“You can’t have a person who’s running for office, even though Ted is very glib and he goes
out and says ‘Well, I’m a natural-born citizen,’ but the point is you’re not,” Mr. Trump said while campaigning in Clear Lake, Iowa.
Mr. Cruz was born in Calgary, Canada, to an American mother, which automatically conferred American citizenship. Most legal experts agree that this satisfies the requirement to be a “natural-born citizen,’’ a term that was not defined by the founding fathers of America.
Mr. Trump, who began raising questions about Mr. Cruz’s ability to be President earlier in the week, said on Saturday that Mr. Cruz would have to go to court to get a “declaratory judgment” about his eligibility “or you have a candidate who just cannot run.’’ (Mr. Cruz could need a judgment if someone filed a lawsuit to challenge his candidacy and a court agreed to take up the question.)
Mr. Cruz’s response to Trump’s jabbing is crisp: He says: “Under longstanding federal law, the child of a US citizen born abroad is a natural-born citizen.”
“You’re seeing candidates trying to throw whatever rocks they can,” he said. “That’s fine, that’s their prerogative. I like Donald Trump, I respect Donald Trump. He’s welcome to toss whatever attacks he wants.”
But Trump has a serious point to make, If Cruz runs and wins the US presidency, he would be the first President who was not born in the United States or in US territory.
We citizens have rights too
If Senator Cruz’s predicament reaches the courts, he has a better than even chance that he and his lawyers can win the argument in court.
Not being born in the US is an issue that will be used by opponents like Trump to advantage on the campaign trail.

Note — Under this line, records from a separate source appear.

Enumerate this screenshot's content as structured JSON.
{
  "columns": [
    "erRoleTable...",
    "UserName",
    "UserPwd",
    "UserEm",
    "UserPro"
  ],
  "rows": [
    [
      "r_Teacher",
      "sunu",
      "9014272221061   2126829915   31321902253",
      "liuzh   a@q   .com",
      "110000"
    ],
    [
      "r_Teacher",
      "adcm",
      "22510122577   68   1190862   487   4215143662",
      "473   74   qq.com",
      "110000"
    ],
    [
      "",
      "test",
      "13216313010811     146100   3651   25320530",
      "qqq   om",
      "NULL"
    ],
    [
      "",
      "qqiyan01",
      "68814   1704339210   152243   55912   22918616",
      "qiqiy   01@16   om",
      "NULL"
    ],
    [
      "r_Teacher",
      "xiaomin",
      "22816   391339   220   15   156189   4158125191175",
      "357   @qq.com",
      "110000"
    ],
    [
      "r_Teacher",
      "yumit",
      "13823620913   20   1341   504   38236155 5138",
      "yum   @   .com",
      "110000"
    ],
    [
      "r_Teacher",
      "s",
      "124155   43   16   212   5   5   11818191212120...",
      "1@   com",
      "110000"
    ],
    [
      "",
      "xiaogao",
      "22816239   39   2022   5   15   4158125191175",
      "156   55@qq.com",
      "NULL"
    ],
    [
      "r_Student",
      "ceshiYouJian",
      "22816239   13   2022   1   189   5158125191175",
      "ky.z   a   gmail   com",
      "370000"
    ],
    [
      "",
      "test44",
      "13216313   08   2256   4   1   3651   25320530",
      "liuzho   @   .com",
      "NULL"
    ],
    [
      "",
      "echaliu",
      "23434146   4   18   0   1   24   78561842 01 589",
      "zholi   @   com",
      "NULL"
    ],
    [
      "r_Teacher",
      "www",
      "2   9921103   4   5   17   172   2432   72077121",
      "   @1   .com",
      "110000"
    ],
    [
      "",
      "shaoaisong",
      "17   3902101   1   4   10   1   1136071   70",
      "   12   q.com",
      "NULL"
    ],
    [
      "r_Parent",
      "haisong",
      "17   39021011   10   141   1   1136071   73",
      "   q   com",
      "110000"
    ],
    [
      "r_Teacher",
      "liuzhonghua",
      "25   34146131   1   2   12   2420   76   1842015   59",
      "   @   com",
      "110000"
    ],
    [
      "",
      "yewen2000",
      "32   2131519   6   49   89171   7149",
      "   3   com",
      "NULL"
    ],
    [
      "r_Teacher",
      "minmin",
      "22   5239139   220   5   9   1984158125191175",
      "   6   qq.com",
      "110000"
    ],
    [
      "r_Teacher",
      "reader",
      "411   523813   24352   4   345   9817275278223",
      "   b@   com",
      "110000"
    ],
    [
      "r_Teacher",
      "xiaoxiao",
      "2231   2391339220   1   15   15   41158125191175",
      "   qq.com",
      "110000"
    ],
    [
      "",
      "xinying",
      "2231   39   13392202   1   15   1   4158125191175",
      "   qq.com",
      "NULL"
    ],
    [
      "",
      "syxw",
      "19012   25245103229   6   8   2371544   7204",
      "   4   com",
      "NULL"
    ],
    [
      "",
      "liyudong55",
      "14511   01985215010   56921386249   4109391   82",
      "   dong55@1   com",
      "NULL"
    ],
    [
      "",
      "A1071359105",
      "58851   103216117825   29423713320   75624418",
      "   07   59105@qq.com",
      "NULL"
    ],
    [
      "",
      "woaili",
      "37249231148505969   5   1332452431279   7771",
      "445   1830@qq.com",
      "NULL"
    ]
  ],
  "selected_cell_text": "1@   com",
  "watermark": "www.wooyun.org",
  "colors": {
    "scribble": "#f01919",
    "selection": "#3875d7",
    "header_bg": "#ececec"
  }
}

Senator Grace Poe’s predicament, by contrast, appears to have no leg to stand on. Every legal argument put up in her defense, by characters as varied as former Chief Justice Artemio Panganiban and her lawyers, has been battered senseless by the chorus of legal arguments rained on it – in the public square and in social media.
At the Supreme Court, it is more than likely that she will lose all three disqualification cases against her in the High Court.
She could lose the appeal of the decision of the Senate Electoral Tribunal. And she could also lose the two Comelec disqualification cases she appealed to the SC.
In the first, she could be stripped of her position as a senator of the republic. In the two other cases, the court could order the invalidation of her candidacy for President.
I must confess that my writing on Grace Poe is now impelled by sheer annoyance over her insistence in running for the presidency. As a citizen who is descended from an authentic veteran and officer of the Philippine revolution and the Spanish-American War (fully documented in books), I do not understand how a person of such unknown identity and origins can succeed in discombobulating our preparations for the May 2016 elections.
People with real credentials as Filipino citizens also have rights that must be respected by those who covet our prerogatives and privileges.